The recent judgment of HHJ Paul Matthews in Lewis v Tamplin provides cause to consider what rights beneficiaries under a trust have to demand information about it.

The starting position is that the beneficiaries have a right to seek disclosure of trust documents from the trustees. However, there are no documents that beneficiaries have an absolute right to obtain. In Schmidt v Rosewood Trust Ltd [2003] UKPC 26 the Privy Council clarified that the right to seek disclosure is a facet of the court's inherent jurisdiction to supervise and (if appropriate) to intervene in the administration of trusts. In practice, this means that where trustees have refused to disclose documents requested by a beneficiary, the beneficiary does not have a right that he/she can enforce to obtain the documents. Instead, if he/she wishes to dispute the refusal, he/she must persuade the court that it should exercise its discretion and intervene.

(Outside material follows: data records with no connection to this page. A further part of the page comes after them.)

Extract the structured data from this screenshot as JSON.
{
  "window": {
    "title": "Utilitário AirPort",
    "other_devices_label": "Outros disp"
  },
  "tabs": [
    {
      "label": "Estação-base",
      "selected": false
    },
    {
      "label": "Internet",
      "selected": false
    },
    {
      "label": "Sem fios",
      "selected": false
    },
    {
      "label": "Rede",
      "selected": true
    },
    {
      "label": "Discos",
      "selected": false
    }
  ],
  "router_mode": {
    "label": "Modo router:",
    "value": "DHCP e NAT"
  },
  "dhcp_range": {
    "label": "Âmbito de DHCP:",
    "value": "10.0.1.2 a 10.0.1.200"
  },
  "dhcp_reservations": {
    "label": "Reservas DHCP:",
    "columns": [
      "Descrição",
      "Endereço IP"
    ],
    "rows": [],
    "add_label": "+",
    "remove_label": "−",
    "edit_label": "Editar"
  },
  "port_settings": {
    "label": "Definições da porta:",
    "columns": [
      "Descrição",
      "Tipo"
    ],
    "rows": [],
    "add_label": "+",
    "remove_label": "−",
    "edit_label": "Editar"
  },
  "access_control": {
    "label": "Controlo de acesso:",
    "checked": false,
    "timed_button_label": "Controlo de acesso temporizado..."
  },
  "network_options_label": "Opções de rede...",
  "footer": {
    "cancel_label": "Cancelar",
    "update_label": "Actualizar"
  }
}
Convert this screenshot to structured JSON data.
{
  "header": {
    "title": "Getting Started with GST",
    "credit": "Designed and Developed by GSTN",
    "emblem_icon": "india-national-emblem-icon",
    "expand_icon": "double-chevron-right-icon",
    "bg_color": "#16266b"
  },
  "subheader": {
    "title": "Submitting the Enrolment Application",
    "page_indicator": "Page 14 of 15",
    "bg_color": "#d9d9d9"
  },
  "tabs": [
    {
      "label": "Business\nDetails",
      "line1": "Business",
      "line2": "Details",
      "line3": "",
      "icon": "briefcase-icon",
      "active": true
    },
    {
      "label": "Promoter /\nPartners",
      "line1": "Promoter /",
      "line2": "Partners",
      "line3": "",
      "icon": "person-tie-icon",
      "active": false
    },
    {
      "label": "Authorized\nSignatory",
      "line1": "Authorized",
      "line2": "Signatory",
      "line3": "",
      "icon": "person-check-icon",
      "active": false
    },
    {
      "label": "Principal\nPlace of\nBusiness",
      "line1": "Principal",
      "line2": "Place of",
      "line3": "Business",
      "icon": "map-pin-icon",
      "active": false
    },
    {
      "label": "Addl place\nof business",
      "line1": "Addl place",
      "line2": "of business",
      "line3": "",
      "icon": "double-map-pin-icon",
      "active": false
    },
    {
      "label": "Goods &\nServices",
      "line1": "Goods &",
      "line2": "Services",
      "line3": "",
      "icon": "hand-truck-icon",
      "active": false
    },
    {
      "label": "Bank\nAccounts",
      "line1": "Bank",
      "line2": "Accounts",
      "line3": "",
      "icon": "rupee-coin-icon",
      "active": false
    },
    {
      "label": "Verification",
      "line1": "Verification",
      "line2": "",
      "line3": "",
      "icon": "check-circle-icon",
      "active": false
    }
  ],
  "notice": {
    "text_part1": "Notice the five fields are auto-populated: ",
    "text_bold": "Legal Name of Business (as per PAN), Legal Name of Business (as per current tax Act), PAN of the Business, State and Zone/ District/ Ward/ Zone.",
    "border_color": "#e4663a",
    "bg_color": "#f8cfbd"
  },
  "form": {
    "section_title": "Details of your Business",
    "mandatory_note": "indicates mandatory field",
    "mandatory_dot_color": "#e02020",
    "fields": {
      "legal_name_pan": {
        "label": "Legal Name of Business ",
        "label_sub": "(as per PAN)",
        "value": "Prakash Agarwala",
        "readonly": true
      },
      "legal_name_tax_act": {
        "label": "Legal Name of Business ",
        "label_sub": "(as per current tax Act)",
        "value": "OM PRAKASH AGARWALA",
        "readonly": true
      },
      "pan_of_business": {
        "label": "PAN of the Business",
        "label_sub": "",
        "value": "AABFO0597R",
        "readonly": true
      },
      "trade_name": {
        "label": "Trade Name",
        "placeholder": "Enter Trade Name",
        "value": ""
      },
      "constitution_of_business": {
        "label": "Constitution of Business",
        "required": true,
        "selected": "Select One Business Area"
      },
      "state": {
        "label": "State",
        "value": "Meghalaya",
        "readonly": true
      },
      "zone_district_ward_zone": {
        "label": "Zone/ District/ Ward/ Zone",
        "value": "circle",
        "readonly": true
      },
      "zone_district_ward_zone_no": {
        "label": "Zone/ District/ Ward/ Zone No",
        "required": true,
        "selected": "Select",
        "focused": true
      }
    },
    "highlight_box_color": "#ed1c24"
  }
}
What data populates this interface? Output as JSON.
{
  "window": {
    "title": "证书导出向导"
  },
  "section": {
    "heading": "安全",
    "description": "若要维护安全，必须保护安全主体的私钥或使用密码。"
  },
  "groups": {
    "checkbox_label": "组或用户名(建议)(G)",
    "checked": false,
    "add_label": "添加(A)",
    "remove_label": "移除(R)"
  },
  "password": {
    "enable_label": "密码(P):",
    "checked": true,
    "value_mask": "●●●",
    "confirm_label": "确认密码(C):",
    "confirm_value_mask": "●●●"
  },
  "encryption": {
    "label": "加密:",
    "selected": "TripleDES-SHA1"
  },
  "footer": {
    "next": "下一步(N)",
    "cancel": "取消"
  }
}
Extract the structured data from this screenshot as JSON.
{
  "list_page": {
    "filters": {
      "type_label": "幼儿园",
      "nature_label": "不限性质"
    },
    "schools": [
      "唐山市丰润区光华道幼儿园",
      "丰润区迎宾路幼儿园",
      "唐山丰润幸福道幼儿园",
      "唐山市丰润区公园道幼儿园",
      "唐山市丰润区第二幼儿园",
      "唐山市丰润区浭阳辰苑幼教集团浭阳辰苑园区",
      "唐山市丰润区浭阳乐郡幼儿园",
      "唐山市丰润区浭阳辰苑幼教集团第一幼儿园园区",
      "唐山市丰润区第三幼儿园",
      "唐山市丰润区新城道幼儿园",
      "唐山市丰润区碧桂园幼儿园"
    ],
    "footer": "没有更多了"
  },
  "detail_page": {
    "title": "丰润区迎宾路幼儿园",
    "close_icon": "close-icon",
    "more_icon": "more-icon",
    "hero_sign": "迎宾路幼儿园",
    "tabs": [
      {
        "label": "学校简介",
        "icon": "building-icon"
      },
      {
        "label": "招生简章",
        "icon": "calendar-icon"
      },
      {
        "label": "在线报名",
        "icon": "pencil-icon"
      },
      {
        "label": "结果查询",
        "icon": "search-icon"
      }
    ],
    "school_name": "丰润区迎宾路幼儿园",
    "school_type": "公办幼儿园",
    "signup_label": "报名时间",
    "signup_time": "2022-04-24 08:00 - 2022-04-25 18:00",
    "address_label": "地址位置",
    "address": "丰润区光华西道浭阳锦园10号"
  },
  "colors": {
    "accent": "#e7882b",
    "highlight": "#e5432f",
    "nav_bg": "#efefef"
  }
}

Nevertheless, there are documents that the court, in most cases, will be persuaded to order be disclosed. For example, it would be an extraordinary case where trustees would not be ordered to disclose trust accounts. While every invocation of the court's jurisdiction will be considered on its merits, the decision in Lewis provides examples of reasons for refusing disclosure which may (and did) not wash:

  • The court will not simply accept on the ‘say-so’ of the trustees that beneficiaries have already had sufficient information. While the amount of information already provided to beneficiaries may be relevant as to whether more should be provided, the opinion of the trustees as to sufficiency will not exclude the court’s jurisdiction.
  • The so-called Londonderry principle (named after Londonderry's Settlement [1965] Ch 918) that trustees will not be required to disclose documents relating to the exercise of their dispositive powers, does not apply to the administrative functions of the trustees. Trustees may refuse to disclose documents that reveal their reasoning for bestowing one level of benefit on Beneficiary A and a different level of benefit on Beneficiary B but may not refuse to explain their reasoning for not providing disclosure.
  • Trustees cannot assert legal professional privilege against the beneficiaries where the legal advice was paid for out of trust funds. While they may be able to assert privilege against third parties in such circumstances, if they want privilege to protect against disclosure to the beneficiaries, they must fund the advice themselves.

The court also provided renewed clarification of where the costs fall where beneficiaries are seeking information that they would be entitled to, but which is not already contained in documents:

information which is not in documentary form is more difficult. For one thing, it is clear that beneficiaries are not entitled to throw the costs of assembling information not already in documentary form on the trust generally. They must pay for it themselves.